Part of growing up in America is the necessity for education and the obligation to attend some type of school through the duration of one’s adolescence. The education system in America is comprised of a plethora of schools that each act as a microcosm of the community in which they serve. Cambridge International School explains “Schools today are not just classrooms, buildings, playgrounds, resources – digital and physical, students, parents, teachers, caretakers independent of each other, but a space where all these and more come together to interact and co-exist.” A school is like its own ecosystem (community of living organisms and nonliving components in an environment), because of the interactions between nonliving and living components. Not only do teachers play a fundamental role in a child’s academic achievement, but they often formatively contribute to their student’s social and emotional development.
Mental health refers to emotional, cognitive, and behavioral well-being. The World Health Organization (WHO) explains mental health as “a state of well-being in which the individual realizes his or her own abilities, can cope with the normal stresses of life, can work productively and fruitfully, and is able to make a contribution to his or her community.” There are a variety of ways teachers can help their students cultivate healthy behavioral health habits and promote positive mental health, some of which include the following examples provided by Boston University:
- Teachers that express warmth, affection, and respect establish trusting relationships with their students.
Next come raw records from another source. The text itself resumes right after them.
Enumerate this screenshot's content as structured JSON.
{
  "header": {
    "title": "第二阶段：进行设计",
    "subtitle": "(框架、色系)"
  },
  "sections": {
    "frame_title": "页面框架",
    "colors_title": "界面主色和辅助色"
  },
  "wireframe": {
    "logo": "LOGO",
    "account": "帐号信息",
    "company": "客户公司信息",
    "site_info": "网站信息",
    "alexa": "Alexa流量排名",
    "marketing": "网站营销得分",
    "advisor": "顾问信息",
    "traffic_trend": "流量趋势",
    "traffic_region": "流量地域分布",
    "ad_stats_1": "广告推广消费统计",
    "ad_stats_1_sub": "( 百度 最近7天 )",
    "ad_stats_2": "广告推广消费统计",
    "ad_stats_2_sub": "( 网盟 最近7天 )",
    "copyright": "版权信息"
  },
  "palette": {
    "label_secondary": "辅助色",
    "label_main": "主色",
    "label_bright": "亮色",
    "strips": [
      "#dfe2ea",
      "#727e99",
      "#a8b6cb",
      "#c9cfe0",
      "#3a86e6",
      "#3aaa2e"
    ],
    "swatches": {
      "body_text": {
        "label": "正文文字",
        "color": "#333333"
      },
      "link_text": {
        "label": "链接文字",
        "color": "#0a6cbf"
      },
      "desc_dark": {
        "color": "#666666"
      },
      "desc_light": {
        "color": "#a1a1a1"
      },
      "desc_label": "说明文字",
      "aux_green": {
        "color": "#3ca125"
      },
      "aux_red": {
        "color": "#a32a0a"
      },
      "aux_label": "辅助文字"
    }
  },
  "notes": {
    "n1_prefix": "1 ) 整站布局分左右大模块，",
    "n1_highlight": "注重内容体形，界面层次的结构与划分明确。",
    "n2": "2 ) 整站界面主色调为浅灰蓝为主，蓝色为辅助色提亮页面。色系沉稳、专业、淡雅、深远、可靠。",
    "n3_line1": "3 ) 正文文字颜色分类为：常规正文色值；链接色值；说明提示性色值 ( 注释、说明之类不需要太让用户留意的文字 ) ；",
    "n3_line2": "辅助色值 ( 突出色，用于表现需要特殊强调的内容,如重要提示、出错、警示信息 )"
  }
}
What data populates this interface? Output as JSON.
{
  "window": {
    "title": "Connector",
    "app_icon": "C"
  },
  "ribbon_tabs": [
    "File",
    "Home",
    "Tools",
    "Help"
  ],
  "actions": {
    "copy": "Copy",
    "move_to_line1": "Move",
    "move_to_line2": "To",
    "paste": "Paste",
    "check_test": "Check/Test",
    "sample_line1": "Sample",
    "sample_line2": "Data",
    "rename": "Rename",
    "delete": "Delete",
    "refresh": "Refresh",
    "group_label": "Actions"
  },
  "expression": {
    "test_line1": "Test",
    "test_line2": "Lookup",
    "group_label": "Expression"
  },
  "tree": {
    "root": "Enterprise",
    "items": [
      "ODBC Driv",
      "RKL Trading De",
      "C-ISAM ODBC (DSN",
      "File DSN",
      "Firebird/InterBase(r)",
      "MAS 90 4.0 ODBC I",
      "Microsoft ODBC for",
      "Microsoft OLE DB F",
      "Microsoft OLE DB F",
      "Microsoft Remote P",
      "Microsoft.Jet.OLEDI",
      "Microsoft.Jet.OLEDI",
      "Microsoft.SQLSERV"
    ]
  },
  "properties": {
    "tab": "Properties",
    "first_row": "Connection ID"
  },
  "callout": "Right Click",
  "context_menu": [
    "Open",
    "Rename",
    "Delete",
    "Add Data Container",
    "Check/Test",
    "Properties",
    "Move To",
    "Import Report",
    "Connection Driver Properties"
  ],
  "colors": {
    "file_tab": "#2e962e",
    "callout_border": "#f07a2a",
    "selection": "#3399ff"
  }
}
Clinical findings suggest children benefit socially, emotionally, and academically when teachers intentionally create close, trusting relationships.
- Teachers can organize a material-rich environment to stimulate social interactions among children. Research has shown that young people with social connections are generally healthier than those without.
- Teachers can promote a sense of empowerment to develop social and emotional literacy by providing structure, consistency, predictability, choices, and repeated positive experiences.
- Teachers can introduce various mindfulness and relaxation techniques, like meditation, to their students to develop deeper insight into themselves, enhance distress tolerance, and improve emotion regulation. Research has found that meditation can help lower blood pressure, reduce feelings of anxiety and depression, improve insomnia, and more.
- In an educational setting, students are consistently learning new things, and because humans are hard-wired to experience joy when experiencing novelty this allows for a sense of achievement that builds self-confidence, and enhances mental well-being.
As young people learn to navigate and interact with the world around them, they are simultaneously grappling with intense pressures, surging hormones, and are faced with countless lessons thrust upon them during adolescence. The support provided by educators throughout a child’s school-aged years can have a remarkable influence on the mental health of their students.
Further Information and Support
For most of us, life can be very stressful, leading us to feel emotionally charged, which can cause anxiety, panic attacks, depression, and getting stuck in a cycle of being burdened with negative thoughts. Navigating through the challenges and emotional turmoil of life can be overwhelming, but you do not have to go through it alone. Engage Treatment is a Joint Commission Accredited professional psychological practice. We specialize in treating children, teens, and young adults struggling with depression and anxiety through community-focused treatment plans that incorporate a carefully selected combination of therapeutic interventions. Our compassionate, multidisciplinary practitioners are devoted to providing the highest quality of care that helps ignite positive change and enables clients to reach optimal health and well-being. Please do not hesitate to reach out for guidance. We are happy to answer questions and provide you with any additional information. Feel free to call us at 805-497-0605 or email us at [email protected]. You are also welcomed to get in touch by filling out our contact form. We look forward to connecting and having the opportunity to discuss how we might best be able to support you.